Sweden coach Erik Hamren hailed his captain Zlatan Ibrahimovic for leading the fight back as their four unanswered goals sealed a dramatic 4-4 draw with Germany in Tuesday's World Cup qualifier.
Berlin: Sweden coach Erik Hamren hailed his captain Zlatan Ibrahimovic for leading the fight back as their four unanswered goals sealed a dramatic 4-4 draw with Germany in Tuesday's World Cup qualifier.
Story first published on: Wednesday, 17 October 2012 09:41
Midfielder Rasmus Elm wrote himself into Swedish football folklore with the dramatic right-footed equaliser in the 93rd minute as Sweden came back from 4-0 down with an hour gone to claim a point at Berlin's Olympic Stadium.

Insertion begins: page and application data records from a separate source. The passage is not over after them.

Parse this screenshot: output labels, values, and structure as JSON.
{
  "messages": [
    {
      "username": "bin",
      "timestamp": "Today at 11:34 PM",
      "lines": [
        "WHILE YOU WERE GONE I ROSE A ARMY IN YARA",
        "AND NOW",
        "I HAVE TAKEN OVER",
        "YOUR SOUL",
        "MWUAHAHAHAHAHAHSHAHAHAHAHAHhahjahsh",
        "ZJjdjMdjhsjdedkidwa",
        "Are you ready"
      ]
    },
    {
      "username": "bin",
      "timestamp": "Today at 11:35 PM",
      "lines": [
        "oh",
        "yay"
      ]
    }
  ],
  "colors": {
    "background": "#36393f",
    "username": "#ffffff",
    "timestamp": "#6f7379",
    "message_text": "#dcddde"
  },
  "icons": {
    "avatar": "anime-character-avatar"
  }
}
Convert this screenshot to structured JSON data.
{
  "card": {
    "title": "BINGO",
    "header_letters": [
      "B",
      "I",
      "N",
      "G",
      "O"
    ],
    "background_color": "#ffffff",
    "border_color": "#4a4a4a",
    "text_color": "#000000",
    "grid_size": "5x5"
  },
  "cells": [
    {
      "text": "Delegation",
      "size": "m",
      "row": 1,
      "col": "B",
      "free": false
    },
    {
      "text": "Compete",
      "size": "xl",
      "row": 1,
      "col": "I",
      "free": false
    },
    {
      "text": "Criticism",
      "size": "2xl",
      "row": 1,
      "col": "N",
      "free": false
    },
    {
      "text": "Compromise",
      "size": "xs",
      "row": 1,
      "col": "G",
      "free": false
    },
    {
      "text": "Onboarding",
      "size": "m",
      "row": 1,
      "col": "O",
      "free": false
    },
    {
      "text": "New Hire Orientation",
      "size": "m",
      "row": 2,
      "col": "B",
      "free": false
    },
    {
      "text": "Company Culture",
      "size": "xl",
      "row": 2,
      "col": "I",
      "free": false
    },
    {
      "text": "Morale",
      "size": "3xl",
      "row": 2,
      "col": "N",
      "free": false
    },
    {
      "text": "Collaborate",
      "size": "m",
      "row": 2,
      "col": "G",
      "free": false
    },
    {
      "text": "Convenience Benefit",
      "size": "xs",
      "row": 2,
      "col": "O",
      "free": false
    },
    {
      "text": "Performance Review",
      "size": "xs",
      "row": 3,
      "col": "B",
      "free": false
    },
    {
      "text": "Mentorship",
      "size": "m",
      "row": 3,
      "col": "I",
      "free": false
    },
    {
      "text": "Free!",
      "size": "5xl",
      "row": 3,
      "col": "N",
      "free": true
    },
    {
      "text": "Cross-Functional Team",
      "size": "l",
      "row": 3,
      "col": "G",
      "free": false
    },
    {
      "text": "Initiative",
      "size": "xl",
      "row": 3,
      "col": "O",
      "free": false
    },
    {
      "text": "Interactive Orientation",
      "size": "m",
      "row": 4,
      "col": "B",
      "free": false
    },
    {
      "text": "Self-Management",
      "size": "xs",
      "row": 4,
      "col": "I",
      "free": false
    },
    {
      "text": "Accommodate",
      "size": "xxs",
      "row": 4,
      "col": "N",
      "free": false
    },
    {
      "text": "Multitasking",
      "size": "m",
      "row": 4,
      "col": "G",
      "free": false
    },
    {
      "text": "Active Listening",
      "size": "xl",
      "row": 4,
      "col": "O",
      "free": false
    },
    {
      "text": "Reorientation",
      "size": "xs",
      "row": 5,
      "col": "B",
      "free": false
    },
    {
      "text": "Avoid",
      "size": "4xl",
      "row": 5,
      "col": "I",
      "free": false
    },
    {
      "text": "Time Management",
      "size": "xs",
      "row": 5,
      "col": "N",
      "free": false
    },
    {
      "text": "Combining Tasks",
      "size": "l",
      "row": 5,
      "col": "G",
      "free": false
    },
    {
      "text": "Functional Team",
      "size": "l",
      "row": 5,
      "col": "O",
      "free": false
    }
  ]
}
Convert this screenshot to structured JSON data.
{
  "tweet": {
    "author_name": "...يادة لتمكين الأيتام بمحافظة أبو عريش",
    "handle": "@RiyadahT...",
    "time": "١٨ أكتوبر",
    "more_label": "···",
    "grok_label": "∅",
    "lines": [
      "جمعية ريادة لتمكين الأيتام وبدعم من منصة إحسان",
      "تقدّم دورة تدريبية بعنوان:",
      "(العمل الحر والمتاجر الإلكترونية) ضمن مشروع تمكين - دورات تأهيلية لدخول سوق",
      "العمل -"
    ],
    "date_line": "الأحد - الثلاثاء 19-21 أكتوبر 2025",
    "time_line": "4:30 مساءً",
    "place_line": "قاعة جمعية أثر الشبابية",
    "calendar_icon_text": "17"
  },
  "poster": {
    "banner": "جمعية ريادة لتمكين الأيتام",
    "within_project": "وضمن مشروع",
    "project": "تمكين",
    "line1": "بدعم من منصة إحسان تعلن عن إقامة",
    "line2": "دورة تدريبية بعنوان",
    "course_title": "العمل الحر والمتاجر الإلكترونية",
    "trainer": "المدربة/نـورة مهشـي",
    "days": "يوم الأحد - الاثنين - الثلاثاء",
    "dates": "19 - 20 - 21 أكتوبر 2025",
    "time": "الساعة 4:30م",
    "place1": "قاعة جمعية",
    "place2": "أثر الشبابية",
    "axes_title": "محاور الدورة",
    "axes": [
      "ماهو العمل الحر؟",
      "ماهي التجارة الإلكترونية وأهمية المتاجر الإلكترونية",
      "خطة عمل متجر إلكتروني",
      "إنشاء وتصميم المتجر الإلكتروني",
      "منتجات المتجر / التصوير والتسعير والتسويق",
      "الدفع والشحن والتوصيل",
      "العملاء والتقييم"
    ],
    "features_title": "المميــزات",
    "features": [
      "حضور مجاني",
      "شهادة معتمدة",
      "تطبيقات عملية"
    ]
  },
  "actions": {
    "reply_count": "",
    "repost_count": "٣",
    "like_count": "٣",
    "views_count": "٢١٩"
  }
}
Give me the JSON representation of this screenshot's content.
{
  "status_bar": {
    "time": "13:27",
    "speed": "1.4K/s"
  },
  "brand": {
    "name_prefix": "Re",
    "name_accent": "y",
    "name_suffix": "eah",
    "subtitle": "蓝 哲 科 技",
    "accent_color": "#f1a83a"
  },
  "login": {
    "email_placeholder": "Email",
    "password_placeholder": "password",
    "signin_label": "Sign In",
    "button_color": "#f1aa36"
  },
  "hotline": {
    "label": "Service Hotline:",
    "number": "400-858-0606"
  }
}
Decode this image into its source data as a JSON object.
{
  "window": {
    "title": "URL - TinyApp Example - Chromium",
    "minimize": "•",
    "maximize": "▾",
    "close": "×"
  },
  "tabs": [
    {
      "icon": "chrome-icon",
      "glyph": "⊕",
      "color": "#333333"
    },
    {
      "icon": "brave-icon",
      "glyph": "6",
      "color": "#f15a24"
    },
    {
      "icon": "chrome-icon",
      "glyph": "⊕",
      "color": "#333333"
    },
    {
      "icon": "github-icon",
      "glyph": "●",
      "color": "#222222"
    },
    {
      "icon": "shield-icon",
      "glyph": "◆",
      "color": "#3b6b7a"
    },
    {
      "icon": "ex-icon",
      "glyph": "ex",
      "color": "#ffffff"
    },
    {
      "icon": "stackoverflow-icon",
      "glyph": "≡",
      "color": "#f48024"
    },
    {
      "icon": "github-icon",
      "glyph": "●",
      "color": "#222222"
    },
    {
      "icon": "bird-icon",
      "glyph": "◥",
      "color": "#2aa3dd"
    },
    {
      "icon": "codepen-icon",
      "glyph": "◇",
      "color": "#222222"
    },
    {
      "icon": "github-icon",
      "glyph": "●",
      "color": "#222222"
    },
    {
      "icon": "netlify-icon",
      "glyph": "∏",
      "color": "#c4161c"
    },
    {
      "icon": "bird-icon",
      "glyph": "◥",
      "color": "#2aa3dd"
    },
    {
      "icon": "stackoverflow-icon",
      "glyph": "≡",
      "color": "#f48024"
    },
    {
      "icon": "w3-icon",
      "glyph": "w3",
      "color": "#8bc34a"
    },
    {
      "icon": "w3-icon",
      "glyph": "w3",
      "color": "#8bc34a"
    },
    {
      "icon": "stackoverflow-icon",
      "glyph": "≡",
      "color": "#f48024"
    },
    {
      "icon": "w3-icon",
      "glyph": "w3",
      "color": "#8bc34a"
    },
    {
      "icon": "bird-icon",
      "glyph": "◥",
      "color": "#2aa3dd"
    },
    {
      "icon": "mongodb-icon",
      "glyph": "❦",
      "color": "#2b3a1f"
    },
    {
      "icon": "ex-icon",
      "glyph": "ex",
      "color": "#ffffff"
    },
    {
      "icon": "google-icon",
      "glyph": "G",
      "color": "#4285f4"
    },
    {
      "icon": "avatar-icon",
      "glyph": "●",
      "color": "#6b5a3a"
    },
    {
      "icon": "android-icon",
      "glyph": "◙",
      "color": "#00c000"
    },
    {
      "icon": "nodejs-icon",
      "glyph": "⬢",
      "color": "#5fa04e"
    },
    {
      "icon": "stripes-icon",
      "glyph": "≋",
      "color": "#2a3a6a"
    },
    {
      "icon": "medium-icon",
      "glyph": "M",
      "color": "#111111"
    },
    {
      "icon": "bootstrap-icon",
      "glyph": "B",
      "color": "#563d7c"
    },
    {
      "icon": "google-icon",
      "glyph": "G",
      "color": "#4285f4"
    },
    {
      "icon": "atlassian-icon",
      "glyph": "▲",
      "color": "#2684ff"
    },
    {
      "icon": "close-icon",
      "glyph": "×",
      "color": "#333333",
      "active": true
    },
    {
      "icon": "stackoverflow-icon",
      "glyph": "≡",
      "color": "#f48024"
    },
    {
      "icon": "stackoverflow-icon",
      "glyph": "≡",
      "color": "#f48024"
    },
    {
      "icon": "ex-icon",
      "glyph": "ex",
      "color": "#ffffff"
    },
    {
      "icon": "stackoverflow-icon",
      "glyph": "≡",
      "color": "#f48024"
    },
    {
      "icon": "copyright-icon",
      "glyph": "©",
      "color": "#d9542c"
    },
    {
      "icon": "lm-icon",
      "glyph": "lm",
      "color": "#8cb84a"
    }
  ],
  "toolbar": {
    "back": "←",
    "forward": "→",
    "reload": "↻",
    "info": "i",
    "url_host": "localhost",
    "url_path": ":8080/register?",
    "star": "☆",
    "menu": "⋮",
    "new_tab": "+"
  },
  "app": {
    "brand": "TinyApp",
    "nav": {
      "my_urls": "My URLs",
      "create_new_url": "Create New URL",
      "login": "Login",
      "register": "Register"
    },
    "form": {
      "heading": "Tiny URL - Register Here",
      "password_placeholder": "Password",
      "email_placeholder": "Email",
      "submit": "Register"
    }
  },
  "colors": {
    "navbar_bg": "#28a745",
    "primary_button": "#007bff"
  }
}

"(Ibrahimovic) is our captain and our best player, his goal was fantastic, but so was the pass he received," said Hamren after Paris St Germain's Ibrahimovic scored the 62nd-minute header to spark the dramatic come back.
"We needed it to get some energy and he showed the way for the rest of the team.
"When we got some momentum, the players lifted around him and gave him some more support.
"He put in a really good talk in the half-time break and he showed his class to me, he coached the other players as a good captain should do."
Hamren said he learnt a lot about his team when asked if he had wanted to leave the stadium and go home when the fourth German goal went in.
"No, at 4-0 down, I wanted to see what would happen and I am glad I didn't leave," he said.
"I wanted to see the strength and pride in the team, which we had talked about during in the break.
"I wanted to see which players would fight and which players would let their heads go down.
"If you are a loser, you want to go home, if you are a winner, you fight even when you are a long way behind."
Joachim Loew's Germany had been cruising thanks to two early goals from Lazio's Miroslav Klose before Arsenal's Per Mertesacker, then Real Madrid's Mesut Ozil gave the hosts a comfortable lead.
But Hamren's side roared back as Ibrahimovic headed home before Celtic's Mikael Lustig, then Galatasary's Johan Elmander rattled the hosts before Elm produced the shock equaliser.
"At first the Germans did what they want, even after we pulled it back to 4-1, I didn't think we could get something out of the game," admitted Sweden's hero Elm.
"When I got my goal, I was so tired that I just hit the ball with all I had."
Germany remain top of Group C on ten points with Sweden second in the table on seven, but with a game in hand.
This is the first time in the German Football Federation's 104-year history they have surrendered a four goal lead and this was the first time in three years Germany have dropped points in a qualification match.
"To sum things up, the first 60 minutes were brilliant from us, the last 30 were incredibly weak," said Loew.
"Honestly, shortly after the game I can find no explanation as to how we let a 4-0 lead slip out of our hands.
"It's deathly quiet in the changing room: players are laid out on the benches and are totally speechless.
"Had we won the game, we would have been in control of the group, now things are wide open.
"Having outplayed Sweden for 60 minutes, who were virtually invisible, we are very disappointed and we have to learn our lessons from this."
Germany captain Philipp Lahm admitted he was also struggling to explain what went wrong.
"It is very difficult to explain, it is hard to understand how we could be left with a 4-all draw having outplayed our opponents for the first 60 minutes," admitted Lahm.
"At 4-1, you think, well it's only a goal, at 4-2 you get a little worried, but before you know it, it's a 4-4 draw.
"It is unprecedented in international football, maybe only the 3-3 draw between Liverpool and AC Milan in the 2005 Champions League final compares.
"We ticked the game off after it was 4-0, that is normal, but we let our concentration slip, made mistakes and lost our shape."